Robyn Malcolm is the first to admit that being a parent and a greenie is not always an easy combination. For starters, so many of the toys her boys, Charlie and Pete, want come from China smothered in plastic. However, a woman of strong opinions - she's an ambassador for Greenpeace and a keen Green Party supporter - she's not afraid to make a fuss.
"In toy shops I ask for a pair of scissors, take all the packaging off and hand it back to them" she laughs. Robyn also tries not to buy them - or herself - too much stuff.
"Through all the arguments about what is greener the big message seems to be use less" she says wisely. "I want my kids to be driven by a value system which is about respect for the environment they live in, not what they have or can have". She tries to integrate these values into everything she does with the boys. "Simple things like turning out the lights or not using plastic bags teaches them good habits from an early age."
Robyn has also fully eco-proofed her house - bravely getting rid of her clothes dryer - and invested in a hybrid car which she drives the 60 kilometres to the set of Outrageous Fortune every day. On the days she's at home Robyn prefers to walk to the shops or spend time with the kids at home.
As parents, Robyn believes we all have the opportunity to change the world.
"The responsibility of teaching our children means we are constantly re-evaluating and assessing what's important."
KARLA HANSEN AND CITY DOWN
Walk in the door of Kraftbomb and first thing you'll see is a mountain of the most exquisitely decorated cupcakes. It's a welcoming sight at New Zealand's newest and hottest craft fair but the cupcakes are the just the beginning. Every stall offers goodies so unique and beautifully made, it does feel a little like a culinary experience. You want to snap everything up and take them all home to savour.
The founders, Karla Hansen and City (Felicity) Down, help this appealing atmosphere by being two very cool chicks in their 20s who share both a passion for craft and a passion for tattoos. Each comes from a long line of crafters and were taught their skills by their mums and grandmothers.
Karla thinks the explosion in craft over the past few years has coincided with the sustainability movement.
"People just don't want to buy commercial, mass-produced products anymore. They want stuff that's unique and hand-made where they get to talk to the people who have made it." The fair has been a labour of love and involved some old-fashioned bartering - Karla did a tattoo in return for the banner while City baked cupcakes to get a discount from the poster boys - but its success has made it worth the effort.
"We came along at just the right time" says Karla. "People were looking for something else".
Kraftbomb is held the last Sunday of every month at Grey Lynn Community Centre.
As a successful novelist and mother of three you wouldn't think Emily Perkins had the time to look good too. But she does and it's mostly in second-hand clothes! Emily's enviable wardrobe is full of cocktail dresses found in op shops all over the world. Although she's the first to admit it's not all about saving the planet.
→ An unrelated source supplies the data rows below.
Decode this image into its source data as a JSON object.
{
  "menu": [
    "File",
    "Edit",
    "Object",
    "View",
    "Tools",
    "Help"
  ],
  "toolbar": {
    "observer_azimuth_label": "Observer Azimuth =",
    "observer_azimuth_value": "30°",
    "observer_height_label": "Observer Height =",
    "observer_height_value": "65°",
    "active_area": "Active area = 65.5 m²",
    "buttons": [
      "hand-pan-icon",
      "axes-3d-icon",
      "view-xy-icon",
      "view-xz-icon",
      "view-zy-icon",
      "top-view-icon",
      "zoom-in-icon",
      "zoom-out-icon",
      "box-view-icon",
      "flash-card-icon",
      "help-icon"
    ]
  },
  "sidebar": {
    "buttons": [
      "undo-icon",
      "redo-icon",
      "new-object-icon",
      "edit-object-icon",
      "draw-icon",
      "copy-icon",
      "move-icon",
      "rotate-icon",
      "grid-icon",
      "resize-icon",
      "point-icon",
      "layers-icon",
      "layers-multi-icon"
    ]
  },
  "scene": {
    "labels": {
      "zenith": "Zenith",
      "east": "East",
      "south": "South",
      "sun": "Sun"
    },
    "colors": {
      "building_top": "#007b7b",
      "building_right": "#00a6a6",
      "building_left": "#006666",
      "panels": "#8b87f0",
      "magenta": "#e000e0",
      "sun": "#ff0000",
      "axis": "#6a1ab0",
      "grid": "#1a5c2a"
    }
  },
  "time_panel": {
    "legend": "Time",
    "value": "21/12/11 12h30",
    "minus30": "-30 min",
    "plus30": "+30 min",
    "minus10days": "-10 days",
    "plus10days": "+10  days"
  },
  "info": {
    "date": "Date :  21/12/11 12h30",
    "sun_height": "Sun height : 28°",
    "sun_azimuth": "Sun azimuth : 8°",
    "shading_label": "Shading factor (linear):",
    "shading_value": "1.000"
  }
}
"I like the idea of recycling clothes but it's also a way of being able to afford interesting clothes and lots of them!"
Emily's favourites are the dresses from the 1970s and 80s. "Although you've got to be careful you don't look like you've just stepped out of a local amateur dramatic production" she says, laughing.
After 20 years of scouring the second-hand shops, Emily is a vintage veteran and can spot a killer cocktail frock in minutes. However she always alters items in some way - either taking up a hem or adding a couple of darts.
"I'm sure I've got enough clothes in my wardrobe to last me until the end of my life but I love having new things and it feels good to be giving something a second life or a fourth life. It means it's not obsolete."
Emily's favourite second-hand shops are Tatty's in Ponsonby, Auckland; Tango in Little High St, Auckland; Ziggurat Fashion Emporium in Cuba St, Wellington; Save Mart in West St, Palmerston North and the many stores in Oamaru - "The whole town is like a second-hand shop!"
Text extracted from The Good Life by Francesca Price, $39.99. Published by New Holland.By Shelley Bridgeman